▶ _Material for this task_

☆ ☆ ☆

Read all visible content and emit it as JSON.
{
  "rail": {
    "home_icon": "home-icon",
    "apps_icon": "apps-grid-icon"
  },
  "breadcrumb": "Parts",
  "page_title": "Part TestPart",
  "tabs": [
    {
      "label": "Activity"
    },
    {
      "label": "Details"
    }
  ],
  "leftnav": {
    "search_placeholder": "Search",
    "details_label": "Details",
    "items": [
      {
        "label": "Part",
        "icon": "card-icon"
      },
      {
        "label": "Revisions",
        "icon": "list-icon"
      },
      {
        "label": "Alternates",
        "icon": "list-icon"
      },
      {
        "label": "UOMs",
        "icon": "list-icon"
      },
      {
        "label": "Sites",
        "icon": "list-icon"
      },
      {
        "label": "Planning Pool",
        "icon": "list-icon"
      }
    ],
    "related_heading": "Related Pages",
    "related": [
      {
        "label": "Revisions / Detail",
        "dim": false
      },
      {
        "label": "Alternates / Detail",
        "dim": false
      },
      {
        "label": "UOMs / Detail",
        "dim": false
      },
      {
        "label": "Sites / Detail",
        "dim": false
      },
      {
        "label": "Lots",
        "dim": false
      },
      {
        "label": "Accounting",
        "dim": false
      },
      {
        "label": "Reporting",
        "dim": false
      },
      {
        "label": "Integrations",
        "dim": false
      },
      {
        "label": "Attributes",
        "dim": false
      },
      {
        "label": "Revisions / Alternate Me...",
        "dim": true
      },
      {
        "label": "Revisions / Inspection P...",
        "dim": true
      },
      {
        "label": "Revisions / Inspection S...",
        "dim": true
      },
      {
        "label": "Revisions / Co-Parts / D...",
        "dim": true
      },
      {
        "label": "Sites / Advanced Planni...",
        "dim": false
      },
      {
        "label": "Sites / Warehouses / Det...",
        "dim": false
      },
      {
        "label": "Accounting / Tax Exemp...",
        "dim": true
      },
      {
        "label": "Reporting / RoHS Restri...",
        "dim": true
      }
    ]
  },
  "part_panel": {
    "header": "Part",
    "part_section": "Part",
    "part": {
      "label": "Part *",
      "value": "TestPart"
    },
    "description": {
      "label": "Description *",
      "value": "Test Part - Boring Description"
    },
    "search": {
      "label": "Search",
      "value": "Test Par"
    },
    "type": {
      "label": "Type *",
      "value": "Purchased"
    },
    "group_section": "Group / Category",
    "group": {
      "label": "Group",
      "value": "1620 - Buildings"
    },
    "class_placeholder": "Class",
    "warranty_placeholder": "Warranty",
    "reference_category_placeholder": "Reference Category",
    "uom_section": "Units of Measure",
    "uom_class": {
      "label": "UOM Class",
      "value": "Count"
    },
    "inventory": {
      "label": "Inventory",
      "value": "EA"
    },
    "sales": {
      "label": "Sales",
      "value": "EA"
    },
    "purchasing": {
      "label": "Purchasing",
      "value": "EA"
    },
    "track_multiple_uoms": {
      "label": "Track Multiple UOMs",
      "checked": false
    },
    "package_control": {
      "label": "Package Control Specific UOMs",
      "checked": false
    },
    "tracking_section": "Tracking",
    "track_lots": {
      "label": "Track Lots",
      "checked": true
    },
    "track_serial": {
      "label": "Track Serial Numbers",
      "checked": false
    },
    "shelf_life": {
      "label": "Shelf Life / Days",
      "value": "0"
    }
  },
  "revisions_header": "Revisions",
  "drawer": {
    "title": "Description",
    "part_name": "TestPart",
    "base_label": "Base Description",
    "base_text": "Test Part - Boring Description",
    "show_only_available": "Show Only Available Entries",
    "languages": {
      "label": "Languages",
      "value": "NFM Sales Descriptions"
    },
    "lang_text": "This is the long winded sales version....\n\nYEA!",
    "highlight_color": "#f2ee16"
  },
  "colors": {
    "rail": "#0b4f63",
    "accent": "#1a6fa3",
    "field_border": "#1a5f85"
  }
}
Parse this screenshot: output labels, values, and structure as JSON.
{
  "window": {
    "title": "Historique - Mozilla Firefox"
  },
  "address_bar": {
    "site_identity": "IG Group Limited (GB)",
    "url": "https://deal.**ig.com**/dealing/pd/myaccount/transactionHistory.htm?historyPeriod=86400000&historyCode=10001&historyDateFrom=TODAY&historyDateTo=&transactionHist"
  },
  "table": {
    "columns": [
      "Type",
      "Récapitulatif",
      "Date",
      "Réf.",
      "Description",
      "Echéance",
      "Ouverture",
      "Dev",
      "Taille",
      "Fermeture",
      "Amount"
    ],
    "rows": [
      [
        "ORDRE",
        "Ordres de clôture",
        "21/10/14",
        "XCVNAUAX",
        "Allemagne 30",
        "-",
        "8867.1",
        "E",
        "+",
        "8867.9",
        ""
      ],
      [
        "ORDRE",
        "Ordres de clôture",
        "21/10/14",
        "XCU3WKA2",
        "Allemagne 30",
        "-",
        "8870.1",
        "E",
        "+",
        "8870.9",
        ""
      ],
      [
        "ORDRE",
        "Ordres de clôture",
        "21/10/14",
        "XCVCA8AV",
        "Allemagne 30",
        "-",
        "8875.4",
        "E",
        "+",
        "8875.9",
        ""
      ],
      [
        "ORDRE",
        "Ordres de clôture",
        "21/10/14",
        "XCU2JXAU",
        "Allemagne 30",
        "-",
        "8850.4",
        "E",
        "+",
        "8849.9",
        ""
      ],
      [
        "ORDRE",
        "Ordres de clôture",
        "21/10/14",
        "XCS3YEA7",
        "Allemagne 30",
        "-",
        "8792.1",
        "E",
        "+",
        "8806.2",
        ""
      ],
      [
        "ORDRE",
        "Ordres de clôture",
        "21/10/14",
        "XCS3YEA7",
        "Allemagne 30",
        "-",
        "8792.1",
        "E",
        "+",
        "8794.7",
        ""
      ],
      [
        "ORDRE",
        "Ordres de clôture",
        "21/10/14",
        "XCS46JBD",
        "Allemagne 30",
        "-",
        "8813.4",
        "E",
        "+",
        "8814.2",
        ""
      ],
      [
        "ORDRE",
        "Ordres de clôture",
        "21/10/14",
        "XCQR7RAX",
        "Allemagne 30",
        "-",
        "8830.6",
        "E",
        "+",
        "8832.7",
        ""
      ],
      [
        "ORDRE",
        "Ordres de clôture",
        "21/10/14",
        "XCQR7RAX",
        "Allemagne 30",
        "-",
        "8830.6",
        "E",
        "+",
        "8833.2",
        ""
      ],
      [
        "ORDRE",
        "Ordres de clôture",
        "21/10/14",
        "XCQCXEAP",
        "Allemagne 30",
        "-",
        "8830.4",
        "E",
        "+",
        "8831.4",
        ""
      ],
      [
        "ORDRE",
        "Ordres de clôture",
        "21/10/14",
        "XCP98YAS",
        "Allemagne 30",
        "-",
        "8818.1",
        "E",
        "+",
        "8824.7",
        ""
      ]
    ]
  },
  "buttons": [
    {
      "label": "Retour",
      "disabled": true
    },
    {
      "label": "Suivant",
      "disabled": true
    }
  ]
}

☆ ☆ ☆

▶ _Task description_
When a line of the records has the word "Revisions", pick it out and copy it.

▶ _Expected answer_
        "label": "Revisions",
        "label": "Revisions / Detail",
        "label": "Revisions / Alternate Me...",
        "label": "Revisions / Inspection P...",
        "label": "Revisions / Inspection S...",
        "label": "Revisions / Co-Parts / D...",
  "revisions_header": "Revisions",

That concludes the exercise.